I always test my machines on fake skin before starting. Then I periodically check tension and make micro-adjustments during the session if needed. Properly tuned machines greatly improve ink saturation.
Body rejects the ink
In some cases, a person’s immune system rejects or fights off the tattoo ink, causing poor ink retention. There are a few potential causes:
- Allergic reaction – Allergies to specific pigments or ingredients in ink can cause reactions. Black ink tends to be the biggest offender. I screen clients ahead of time for any known allergies.
- Medications – Certain drugs like blood thinners, antibiotics, and diabetes medications increase the risk of poor healing and ink rejection.
- Skin conditions – Skin issues like eczema, psoriasis and autoimmune disorders can lead to poor tattoo retention.
- Previous trauma – Old injuries, burns, and scars already have thick scar tissue that often rejects ink. I avoid tattooing directly on top of these areas whenever possible.
For people prone to rejection, I recommend starting with a small tattoo first to see how the skin responds. I also advise proper aftercare to support the healing process.
My personal recommendation
- Thoroughly research your artist – Make sure to select a reputable tattoo artist with a proven portfolio and excellent reviews. An experienced professional is less likely to make mistakes.
- Discuss medical conditions – Disclose any medical issues or medications you are taking, as they can interfere with healing and ink retention.
- Avoid problematic areas – Ink often doesn’t take well over scars, moles, and bony areas. Inform your artist of any skin issues.
- Hydrate before and after – Drink plenty of water before and after your tattoo to help your skin absorb the ink better.
- Follow aftercare diligently – Carefully follow your artist’s instructions for cleaning, moisturizing, and protecting the tattoo during healing. This helps the ink settle in.
- Avoid sun exposure – Keep your new tattoo completely hidden from sun for 2-4 weeks. UV rays can cause the ink to fade.
- Get touch ups – If you do experience poor retention, wait until fully healed and get a touch up from your original artist.
- Be patient – It can take 4-6 weeks for the ink to fully settle and appear as vibrant as it will look long-term.
- Avoid trauma – Be extra gentle with a new tattoo, avoiding friction that can pull out ink.
By taking these precautions before and after your tattoo session, you can minimize risks and help the ink properly integrate into your skin.
Getting a tattoo can be an exciting experience as you permanently transform your body into a work of art.
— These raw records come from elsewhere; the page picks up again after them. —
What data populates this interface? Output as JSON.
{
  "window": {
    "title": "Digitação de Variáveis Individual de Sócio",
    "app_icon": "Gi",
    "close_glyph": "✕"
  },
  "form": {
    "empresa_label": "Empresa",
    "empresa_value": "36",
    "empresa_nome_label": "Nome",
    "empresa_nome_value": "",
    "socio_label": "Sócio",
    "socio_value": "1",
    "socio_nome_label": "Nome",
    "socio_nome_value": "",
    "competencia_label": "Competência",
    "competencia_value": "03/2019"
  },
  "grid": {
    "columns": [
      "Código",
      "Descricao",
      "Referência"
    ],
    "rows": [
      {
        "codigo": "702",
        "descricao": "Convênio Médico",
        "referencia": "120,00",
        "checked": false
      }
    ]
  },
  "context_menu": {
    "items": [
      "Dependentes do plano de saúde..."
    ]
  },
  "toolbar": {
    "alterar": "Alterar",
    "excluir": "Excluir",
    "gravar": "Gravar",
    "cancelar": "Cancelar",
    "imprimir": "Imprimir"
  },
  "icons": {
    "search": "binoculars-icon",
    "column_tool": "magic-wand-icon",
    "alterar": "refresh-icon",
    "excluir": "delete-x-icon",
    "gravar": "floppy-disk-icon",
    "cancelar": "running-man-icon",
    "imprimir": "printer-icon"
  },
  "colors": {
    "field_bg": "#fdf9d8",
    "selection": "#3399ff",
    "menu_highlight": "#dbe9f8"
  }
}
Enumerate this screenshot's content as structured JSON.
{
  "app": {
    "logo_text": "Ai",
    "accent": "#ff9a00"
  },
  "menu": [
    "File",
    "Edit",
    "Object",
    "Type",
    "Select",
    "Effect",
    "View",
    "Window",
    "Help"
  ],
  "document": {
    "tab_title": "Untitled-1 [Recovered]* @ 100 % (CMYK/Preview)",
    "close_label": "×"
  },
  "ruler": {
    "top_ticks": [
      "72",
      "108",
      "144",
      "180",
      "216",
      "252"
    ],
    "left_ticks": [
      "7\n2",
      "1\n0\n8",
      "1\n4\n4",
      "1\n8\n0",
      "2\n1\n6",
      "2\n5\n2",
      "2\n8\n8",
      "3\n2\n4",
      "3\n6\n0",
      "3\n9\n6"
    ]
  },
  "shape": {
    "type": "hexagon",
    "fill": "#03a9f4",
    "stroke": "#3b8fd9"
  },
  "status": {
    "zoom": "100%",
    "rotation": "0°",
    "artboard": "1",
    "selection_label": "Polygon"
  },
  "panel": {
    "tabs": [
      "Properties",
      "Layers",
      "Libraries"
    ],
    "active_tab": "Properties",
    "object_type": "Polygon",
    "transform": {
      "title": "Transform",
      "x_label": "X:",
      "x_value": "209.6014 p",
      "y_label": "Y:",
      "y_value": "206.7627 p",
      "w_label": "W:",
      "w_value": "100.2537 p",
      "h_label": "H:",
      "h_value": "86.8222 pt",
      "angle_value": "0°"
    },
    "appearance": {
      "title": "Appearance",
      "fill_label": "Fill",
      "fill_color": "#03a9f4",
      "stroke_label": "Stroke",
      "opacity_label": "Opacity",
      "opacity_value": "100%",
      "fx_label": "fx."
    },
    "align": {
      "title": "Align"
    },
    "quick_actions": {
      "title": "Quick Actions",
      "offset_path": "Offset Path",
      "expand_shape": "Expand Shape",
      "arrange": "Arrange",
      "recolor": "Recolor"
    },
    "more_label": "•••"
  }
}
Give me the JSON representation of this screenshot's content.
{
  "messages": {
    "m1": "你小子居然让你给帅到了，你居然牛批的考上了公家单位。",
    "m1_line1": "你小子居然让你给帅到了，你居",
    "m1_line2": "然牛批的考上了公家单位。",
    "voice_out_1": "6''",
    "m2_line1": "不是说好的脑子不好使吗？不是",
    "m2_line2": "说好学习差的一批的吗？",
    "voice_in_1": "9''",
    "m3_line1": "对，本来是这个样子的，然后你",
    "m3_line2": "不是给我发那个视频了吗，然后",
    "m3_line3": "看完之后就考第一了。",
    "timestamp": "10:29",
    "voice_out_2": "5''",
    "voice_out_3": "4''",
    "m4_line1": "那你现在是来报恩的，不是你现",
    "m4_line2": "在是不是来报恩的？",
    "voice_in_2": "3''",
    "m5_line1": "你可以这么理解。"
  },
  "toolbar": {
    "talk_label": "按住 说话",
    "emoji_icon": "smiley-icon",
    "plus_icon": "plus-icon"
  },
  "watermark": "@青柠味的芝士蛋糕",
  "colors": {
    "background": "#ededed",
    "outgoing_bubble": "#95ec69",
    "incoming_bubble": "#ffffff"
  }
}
However, nothing is more disappointing than realizing the ink failed to properly take in your skin. Those dark defined lines turn patchy, vivid colors look faded, and you’re left with a less than satisfactory permanent piece.
As we’ve explored, many factors can cause poor ink retention, from not shaking the pigment enough to issues with your skin type or immune system. While modern tattooing methods are quite advanced, there is still an art and science to getting the ink to properly integrate into the dermis.
The good news is that by selecting an experienced artist, taking care of your body before and after, following proper aftercare, and scheduling touch-ups, you can minimize the chances of your tattoo ink not taking well. While some factors are out of your control, being an informed client and caring properly for your new art will provide the best opportunity for vibrant, lasting results.
So don’t let the risk of poor retention deter you from getting amazing body art. By understanding the reasons tattoo ink may not take, you can work with a talented tattooist to create stunning designs that will stay true for years to come.